Within the material below, how many lines contain the word "right"? Give that number only.

· · ·

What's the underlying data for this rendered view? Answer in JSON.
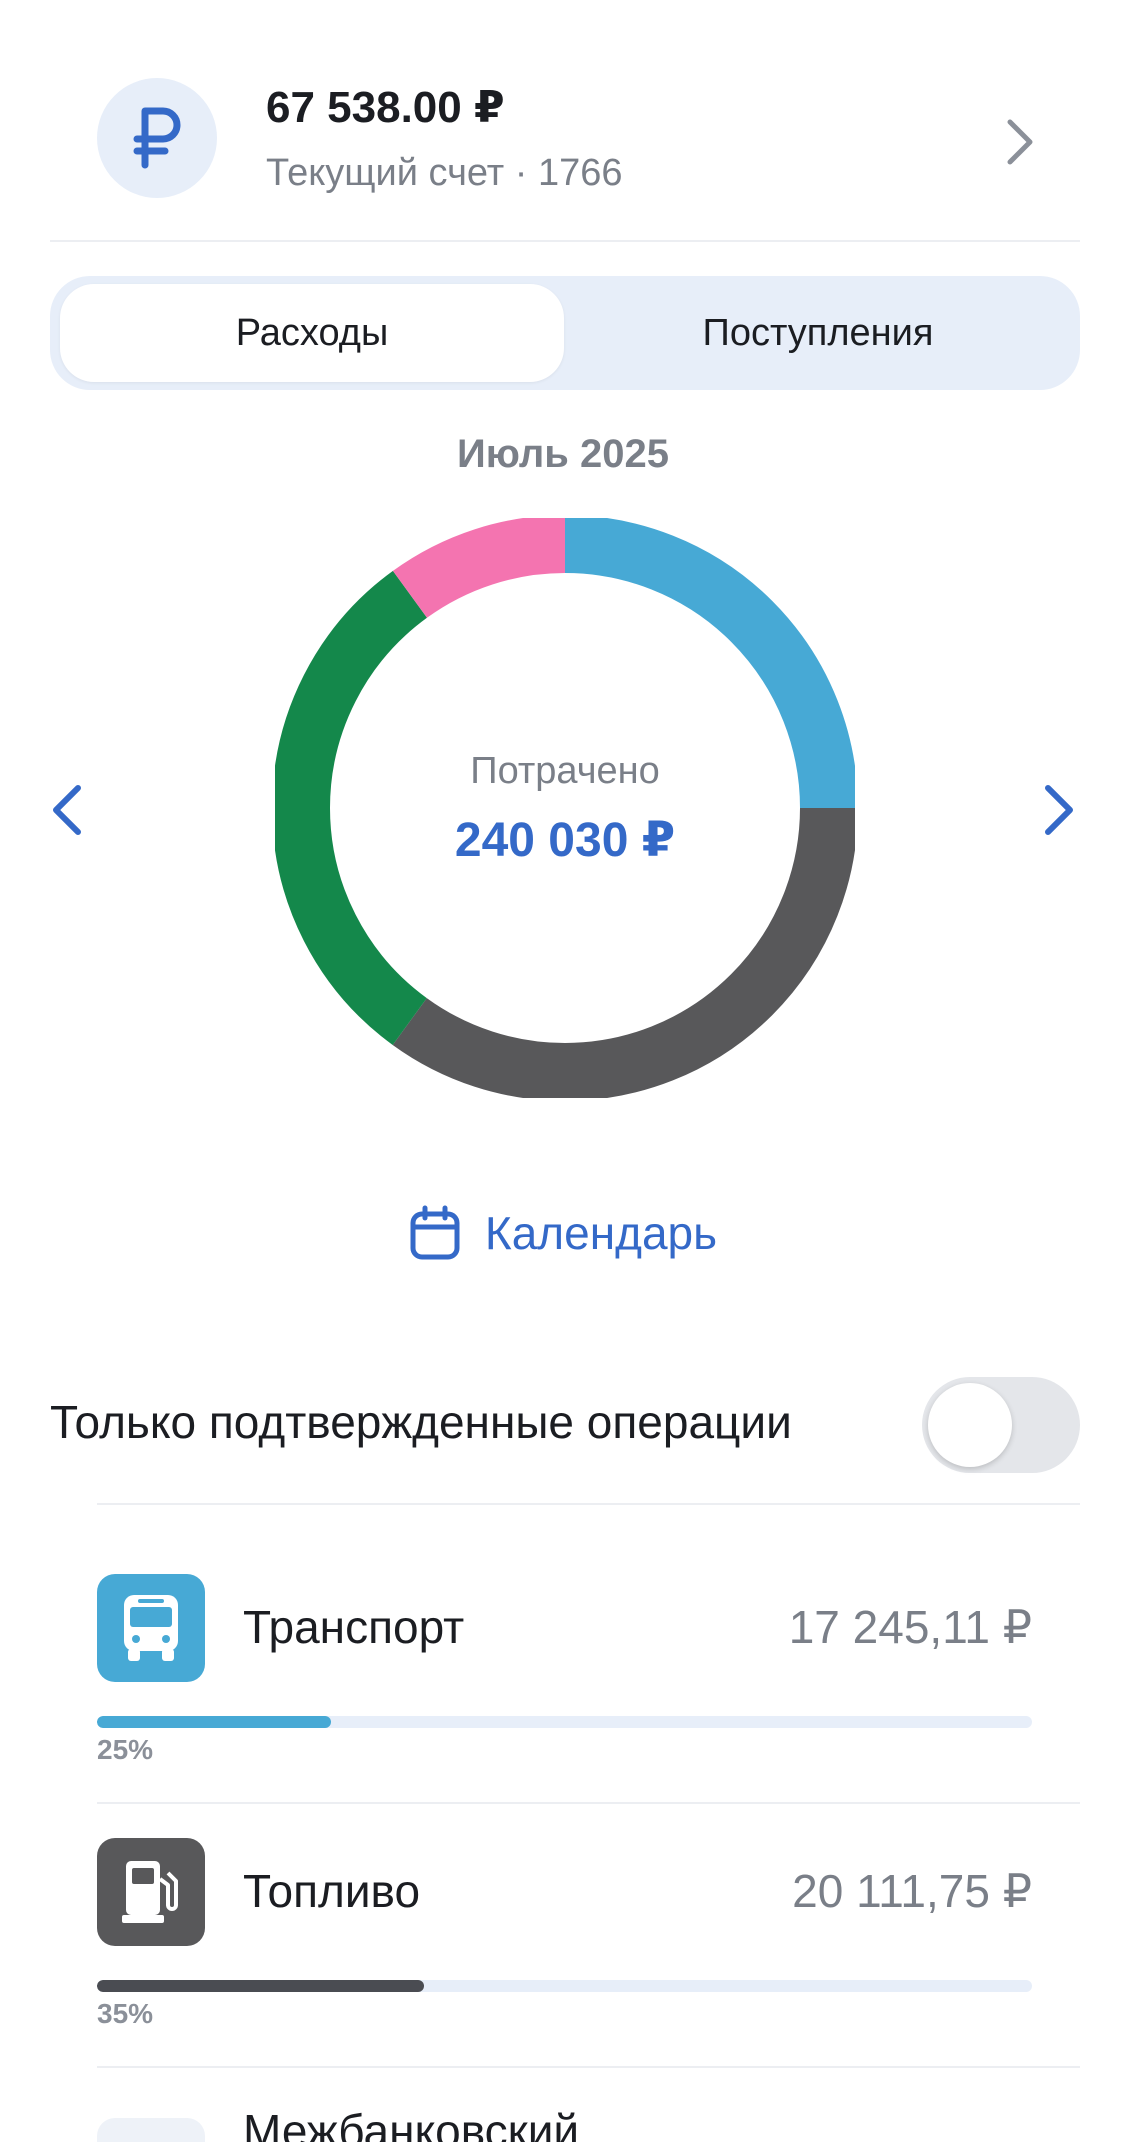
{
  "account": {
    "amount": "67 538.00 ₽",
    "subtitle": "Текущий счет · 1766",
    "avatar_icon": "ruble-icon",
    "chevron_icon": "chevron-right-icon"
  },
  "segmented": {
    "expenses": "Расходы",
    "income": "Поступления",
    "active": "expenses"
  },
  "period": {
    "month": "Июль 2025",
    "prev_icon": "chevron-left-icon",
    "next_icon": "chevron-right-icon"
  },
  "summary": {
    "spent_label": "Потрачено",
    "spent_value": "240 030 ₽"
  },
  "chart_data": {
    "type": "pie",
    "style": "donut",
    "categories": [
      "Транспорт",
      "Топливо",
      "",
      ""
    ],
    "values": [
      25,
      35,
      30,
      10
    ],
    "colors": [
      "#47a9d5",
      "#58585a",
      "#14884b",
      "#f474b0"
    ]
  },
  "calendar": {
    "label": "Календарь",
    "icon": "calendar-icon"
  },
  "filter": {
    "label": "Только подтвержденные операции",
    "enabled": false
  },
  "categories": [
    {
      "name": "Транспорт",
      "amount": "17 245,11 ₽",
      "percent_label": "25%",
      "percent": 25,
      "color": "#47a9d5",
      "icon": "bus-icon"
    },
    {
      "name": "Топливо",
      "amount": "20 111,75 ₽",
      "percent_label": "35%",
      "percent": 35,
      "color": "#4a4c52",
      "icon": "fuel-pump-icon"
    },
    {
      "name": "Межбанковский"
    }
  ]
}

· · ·

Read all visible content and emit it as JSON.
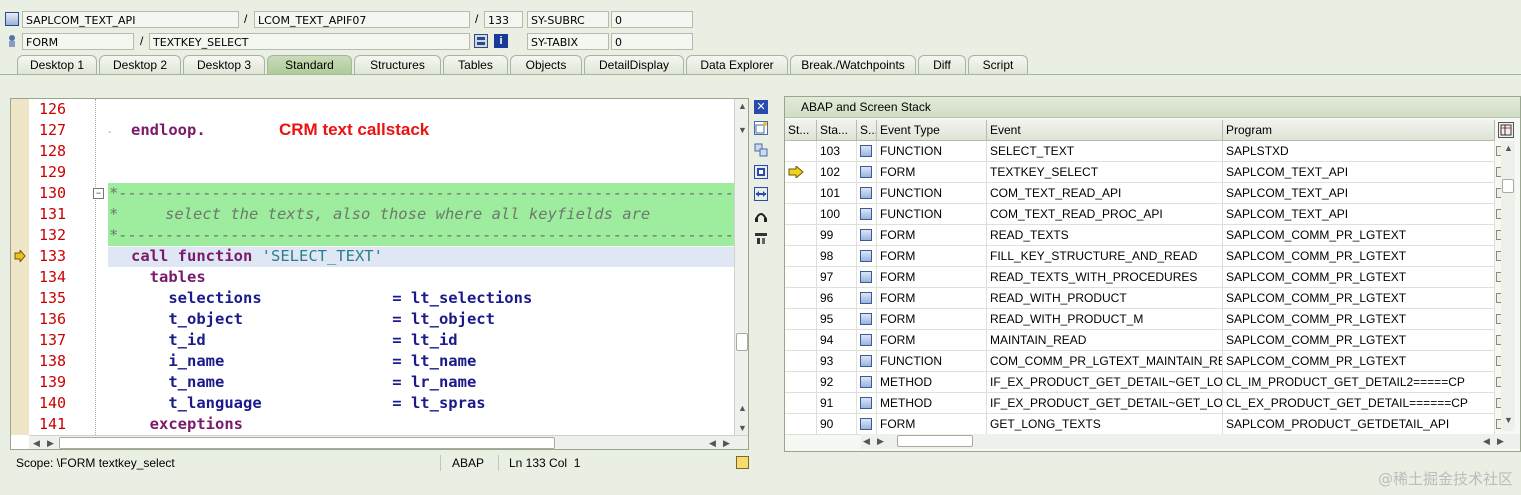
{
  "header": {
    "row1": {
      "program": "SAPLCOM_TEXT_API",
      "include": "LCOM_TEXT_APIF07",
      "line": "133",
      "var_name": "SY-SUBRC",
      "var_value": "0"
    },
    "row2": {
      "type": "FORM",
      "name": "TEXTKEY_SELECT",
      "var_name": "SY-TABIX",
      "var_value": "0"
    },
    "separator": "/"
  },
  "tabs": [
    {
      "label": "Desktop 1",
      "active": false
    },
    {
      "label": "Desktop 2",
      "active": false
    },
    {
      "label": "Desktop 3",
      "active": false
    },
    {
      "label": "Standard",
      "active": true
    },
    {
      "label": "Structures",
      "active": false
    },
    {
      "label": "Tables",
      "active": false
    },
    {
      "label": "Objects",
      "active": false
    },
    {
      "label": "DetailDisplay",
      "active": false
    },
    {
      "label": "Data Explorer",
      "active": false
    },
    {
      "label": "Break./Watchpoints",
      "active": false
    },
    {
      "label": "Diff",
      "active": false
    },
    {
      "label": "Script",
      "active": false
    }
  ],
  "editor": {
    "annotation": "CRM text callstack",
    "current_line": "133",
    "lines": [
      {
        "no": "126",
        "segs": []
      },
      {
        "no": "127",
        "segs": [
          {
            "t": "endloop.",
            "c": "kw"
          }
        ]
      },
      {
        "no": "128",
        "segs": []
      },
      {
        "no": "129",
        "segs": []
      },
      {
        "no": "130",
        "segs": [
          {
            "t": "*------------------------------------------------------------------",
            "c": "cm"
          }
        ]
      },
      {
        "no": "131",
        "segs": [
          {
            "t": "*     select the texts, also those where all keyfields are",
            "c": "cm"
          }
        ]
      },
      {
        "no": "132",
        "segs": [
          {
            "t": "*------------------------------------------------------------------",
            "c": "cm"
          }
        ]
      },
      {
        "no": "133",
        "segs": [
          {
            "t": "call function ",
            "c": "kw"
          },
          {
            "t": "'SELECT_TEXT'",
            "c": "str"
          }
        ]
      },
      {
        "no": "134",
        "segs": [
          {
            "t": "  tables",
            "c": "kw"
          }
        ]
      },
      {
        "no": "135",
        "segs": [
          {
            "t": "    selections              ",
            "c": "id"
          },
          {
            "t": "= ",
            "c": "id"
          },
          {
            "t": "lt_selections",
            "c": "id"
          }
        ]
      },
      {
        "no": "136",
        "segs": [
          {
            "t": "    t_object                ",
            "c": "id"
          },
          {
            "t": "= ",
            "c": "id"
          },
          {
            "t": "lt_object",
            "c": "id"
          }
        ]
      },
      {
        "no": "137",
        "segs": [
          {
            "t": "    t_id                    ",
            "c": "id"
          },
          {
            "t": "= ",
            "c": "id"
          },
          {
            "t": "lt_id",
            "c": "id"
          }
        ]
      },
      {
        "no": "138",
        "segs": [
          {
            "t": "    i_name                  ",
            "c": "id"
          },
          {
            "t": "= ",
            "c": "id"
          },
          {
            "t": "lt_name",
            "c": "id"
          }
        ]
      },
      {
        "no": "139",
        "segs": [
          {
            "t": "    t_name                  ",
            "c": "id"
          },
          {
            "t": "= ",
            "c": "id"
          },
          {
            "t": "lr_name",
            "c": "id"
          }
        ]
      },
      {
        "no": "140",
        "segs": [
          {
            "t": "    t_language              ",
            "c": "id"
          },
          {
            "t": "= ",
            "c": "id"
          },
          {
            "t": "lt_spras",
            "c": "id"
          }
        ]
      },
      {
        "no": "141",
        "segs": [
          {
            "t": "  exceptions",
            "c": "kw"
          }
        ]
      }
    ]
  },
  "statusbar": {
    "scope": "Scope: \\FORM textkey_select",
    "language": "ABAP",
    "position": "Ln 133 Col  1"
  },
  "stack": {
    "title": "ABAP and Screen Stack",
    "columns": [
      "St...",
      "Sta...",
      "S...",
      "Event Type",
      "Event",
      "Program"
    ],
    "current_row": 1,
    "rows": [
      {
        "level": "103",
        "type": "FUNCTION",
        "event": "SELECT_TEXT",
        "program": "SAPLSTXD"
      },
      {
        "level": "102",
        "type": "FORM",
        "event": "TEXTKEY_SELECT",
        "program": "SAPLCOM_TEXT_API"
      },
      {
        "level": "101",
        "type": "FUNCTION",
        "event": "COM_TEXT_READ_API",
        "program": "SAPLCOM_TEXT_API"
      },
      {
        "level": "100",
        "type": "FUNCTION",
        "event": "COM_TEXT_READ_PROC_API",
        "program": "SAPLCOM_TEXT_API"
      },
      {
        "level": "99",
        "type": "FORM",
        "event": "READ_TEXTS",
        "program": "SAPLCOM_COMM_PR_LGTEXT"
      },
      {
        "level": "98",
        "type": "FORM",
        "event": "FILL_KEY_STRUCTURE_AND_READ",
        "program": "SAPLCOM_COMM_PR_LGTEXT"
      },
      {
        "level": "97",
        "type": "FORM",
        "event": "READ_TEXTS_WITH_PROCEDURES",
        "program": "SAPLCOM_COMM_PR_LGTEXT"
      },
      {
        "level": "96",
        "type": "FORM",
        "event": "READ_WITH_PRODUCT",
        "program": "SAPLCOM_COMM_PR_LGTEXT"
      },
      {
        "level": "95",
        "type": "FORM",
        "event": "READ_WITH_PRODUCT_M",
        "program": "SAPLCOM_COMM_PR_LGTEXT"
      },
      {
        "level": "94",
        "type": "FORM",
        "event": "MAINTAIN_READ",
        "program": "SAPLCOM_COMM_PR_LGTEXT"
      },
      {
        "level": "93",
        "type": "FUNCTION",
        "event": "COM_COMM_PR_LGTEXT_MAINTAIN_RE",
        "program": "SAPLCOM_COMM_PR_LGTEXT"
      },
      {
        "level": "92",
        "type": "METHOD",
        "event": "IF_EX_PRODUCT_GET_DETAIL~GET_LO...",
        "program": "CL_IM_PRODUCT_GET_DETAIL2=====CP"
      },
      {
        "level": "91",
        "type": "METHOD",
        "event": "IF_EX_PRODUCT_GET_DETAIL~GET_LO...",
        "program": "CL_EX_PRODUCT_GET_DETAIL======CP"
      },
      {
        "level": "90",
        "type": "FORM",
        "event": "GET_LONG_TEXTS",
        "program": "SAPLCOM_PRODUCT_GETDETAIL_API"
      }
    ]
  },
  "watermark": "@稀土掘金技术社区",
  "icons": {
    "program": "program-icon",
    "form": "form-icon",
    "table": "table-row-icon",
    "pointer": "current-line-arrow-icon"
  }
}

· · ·

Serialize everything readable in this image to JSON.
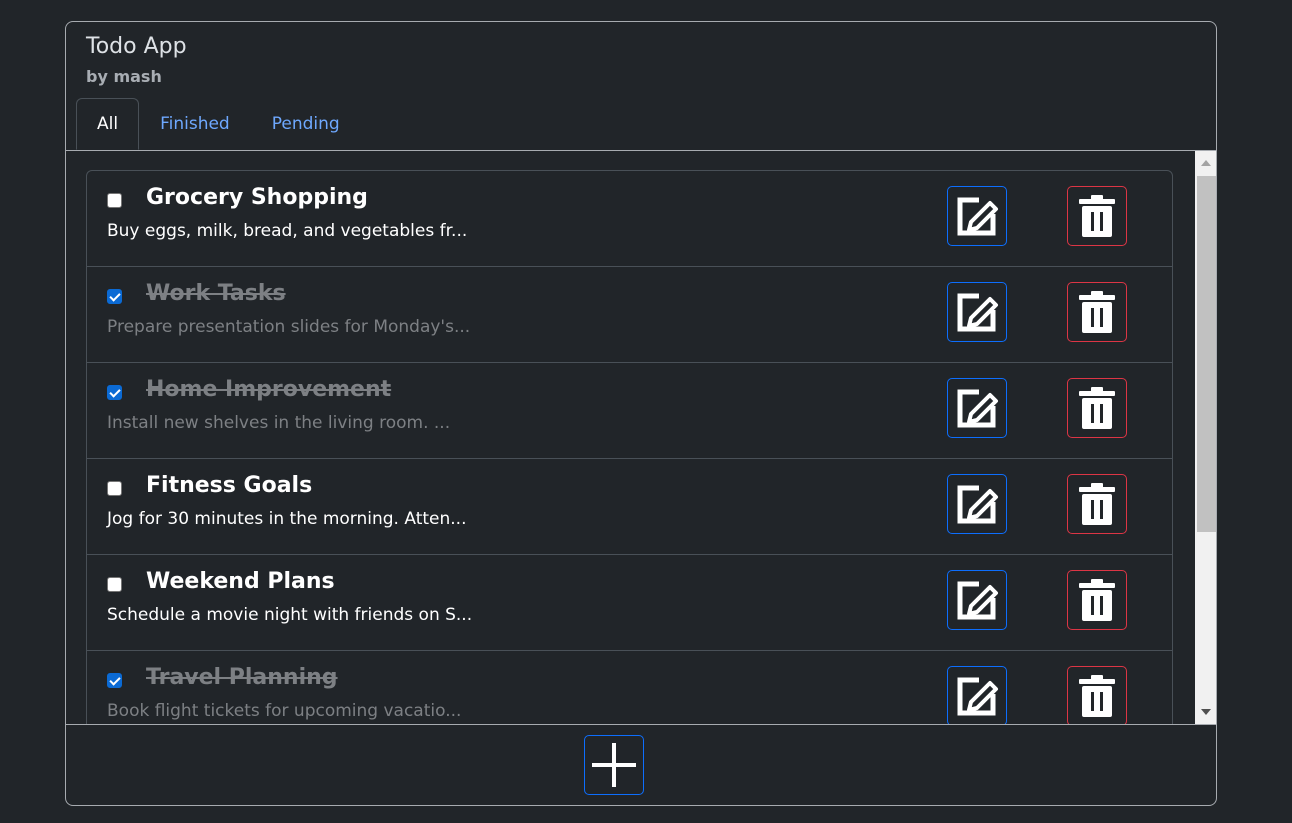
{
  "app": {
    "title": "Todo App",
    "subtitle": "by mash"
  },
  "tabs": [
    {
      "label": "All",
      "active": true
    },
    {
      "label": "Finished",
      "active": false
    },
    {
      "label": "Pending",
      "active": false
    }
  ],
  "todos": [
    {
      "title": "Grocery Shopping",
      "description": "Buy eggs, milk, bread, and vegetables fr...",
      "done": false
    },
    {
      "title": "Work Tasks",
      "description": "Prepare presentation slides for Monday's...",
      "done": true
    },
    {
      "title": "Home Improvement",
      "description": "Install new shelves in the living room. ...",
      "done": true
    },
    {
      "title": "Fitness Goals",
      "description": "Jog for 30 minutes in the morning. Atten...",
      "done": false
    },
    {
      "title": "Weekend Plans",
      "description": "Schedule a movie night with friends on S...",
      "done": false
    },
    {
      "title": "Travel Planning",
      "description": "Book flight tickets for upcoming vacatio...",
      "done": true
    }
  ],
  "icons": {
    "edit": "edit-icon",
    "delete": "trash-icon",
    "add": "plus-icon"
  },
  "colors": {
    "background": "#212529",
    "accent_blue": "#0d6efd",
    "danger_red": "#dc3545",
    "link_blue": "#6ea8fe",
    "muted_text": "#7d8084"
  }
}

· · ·

- [EXPECTED ANSWER] 2